If your only experience of flamenco is watching it every Fiesta on the steps of either the Courthouse or the Mission, well, the Flamenco Arts Festival has some news: that’s only the beginning. For three days the Festival brings in some of the most daring artists in the world of flamenco not just to perform, but to hold master classes in the art form, from dancing to guitar playing. It’s only three days, but the Festival hopes that for some it will stoke the flames of flamenco passion.
“This is a very high level professional production,” says owner and organizer Vibiana Pizano. “These are the people who have made flamenco what it is. These are the people who are the masters, who the kids in town learning flamenco aspire to be. We’re really fortunate that we can bring them here and inspire the kids who are learning flamenco now.”
The festival starts tonight with two workshops for advanced and intermediary dancers, led by Manuel Liñ·n and Ricardo LÛpez, respectively. These workshops continue Sunday in the morning as well, including one guitar class led by Victor Marquez, also known as “El Tomate” (The Tomato). Saturday’s centerpiece at the Granada Theatre is the U.S. premiere of “NÛmada” performed by Manuel Liñ·n and his company. In a mixture of traditional dance and modern experimentalism, the show doubles and triples dancers performing in unison, bends gender roles, and plays with the authority of the cantates. This is your idea of a classic flamenco number seen in a funhouse mirror.

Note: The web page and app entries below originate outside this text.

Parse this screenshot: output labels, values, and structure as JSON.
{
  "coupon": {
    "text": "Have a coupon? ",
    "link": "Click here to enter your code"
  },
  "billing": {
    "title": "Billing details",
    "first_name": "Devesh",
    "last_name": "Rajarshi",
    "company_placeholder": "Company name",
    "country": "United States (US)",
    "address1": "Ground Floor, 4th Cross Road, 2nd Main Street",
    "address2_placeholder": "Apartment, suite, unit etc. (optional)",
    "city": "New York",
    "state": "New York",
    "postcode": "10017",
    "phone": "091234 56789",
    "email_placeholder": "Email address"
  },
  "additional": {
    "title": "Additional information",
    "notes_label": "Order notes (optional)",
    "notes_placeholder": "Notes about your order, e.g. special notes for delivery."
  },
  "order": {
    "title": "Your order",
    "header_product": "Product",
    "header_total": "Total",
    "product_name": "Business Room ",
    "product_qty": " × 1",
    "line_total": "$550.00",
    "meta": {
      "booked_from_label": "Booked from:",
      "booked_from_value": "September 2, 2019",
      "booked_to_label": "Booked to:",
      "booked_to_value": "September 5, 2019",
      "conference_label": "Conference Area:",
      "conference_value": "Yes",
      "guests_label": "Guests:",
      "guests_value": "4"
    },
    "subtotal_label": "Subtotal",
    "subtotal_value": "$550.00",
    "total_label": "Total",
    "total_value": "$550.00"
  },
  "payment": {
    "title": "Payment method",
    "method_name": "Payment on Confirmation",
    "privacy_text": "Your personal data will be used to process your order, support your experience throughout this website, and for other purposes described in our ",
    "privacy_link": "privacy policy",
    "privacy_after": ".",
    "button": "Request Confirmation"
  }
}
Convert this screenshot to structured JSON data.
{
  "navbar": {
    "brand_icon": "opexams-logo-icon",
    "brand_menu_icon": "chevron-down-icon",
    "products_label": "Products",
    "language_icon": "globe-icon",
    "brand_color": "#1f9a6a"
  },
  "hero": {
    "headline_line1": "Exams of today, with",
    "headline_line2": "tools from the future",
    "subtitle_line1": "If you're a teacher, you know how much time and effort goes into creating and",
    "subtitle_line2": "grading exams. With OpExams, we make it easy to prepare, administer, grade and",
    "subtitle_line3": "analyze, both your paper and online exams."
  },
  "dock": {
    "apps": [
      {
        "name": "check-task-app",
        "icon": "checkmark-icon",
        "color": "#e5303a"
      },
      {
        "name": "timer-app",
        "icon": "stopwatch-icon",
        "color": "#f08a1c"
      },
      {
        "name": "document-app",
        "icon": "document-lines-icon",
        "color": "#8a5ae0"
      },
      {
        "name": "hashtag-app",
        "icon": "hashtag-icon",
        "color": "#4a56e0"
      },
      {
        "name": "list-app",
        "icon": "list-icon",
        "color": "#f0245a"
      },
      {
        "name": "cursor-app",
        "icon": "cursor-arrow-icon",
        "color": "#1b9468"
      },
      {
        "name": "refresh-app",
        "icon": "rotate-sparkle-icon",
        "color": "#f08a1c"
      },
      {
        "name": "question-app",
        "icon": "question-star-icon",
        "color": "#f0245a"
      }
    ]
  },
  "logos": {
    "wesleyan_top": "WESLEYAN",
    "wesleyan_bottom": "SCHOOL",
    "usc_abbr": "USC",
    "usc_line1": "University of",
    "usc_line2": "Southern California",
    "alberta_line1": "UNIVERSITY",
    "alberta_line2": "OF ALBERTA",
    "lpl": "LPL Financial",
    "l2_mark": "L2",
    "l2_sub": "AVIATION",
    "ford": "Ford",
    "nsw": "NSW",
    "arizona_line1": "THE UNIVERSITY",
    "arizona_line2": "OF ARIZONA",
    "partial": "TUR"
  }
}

“If you are into flamenco, this is one show you should not miss,” Ms. Pizano says. “And if it’s your first time, you’ll be hooked.” Liñ·n is both a traditionalist and pushing the boundaries, full of ideas of how to mix the two.
Roberto Amaral and Ricardo LÛpez will give a talk right before this show as well (at 6:45 p.m.), covering flamenco in general; what’s happening in California and in Spain regarding the art form; the history of the artists in the show and the concept of “NÛmada.” (The talk is free for those with tickets for the performance.)
After the performance, there will be a free-to-attend after-party at the Santa Barbara Historical Museum, where one can meet the artists, check out the Museum’s Fiesta exhibit and enjoy the music of the Martinez Brothers.
“That’s always an easy party to throw,” Ms. Pizano says.
Originally a folklorico dancer in her youth, Ms. Pizano changed direction at 16 when she was introduced to Flamenco in Los Angeles. In 1994 she went to Spain to attend one of the country’s biggest flamenco workshops, a month-long event. She studied with teachers and saw every performance.
“Flamenco is part of everybody in Spain,” she says. “Everybody in Spain can probably dance it on some level: parents, grandparents, children. When I was there I could go anywhere and see flamenco, from small clubs to big theaters. I’ve seen people dancing in the street, too.”
She returned to Santa Barbara and realized that the only way to have a flamenco festival in this town was to start one herself. “It’s such a perfect venue for flamenco.”
Her first incarnation of the festival, 14 years ago, was five days long, but after 2008, the days had to be cut back. Now, Ms. Pizano hopes to bring future festivals back to that intensive number of days.
“Flamenco has really grown over the years in California. And exposing more people to it is the goal of this festival. We want to show them the beauty of the art form, not just in the dance but in the music and the singing.”
Flamenco Arts Festival
When: 7:30 p.m. Friday and 10 a.m. Sunday, 8 p.m. Saturday
Where: Santa Barbara Dance Arts, 531 E. Cota St. (Friday and Sunday); Granada Theatre, 1214 State St.(Saturday)
Cost: $15 (Friday and Sunday), $28-$88 (Saturday)
Information: (805) 967-4164, www.flamencoarts.org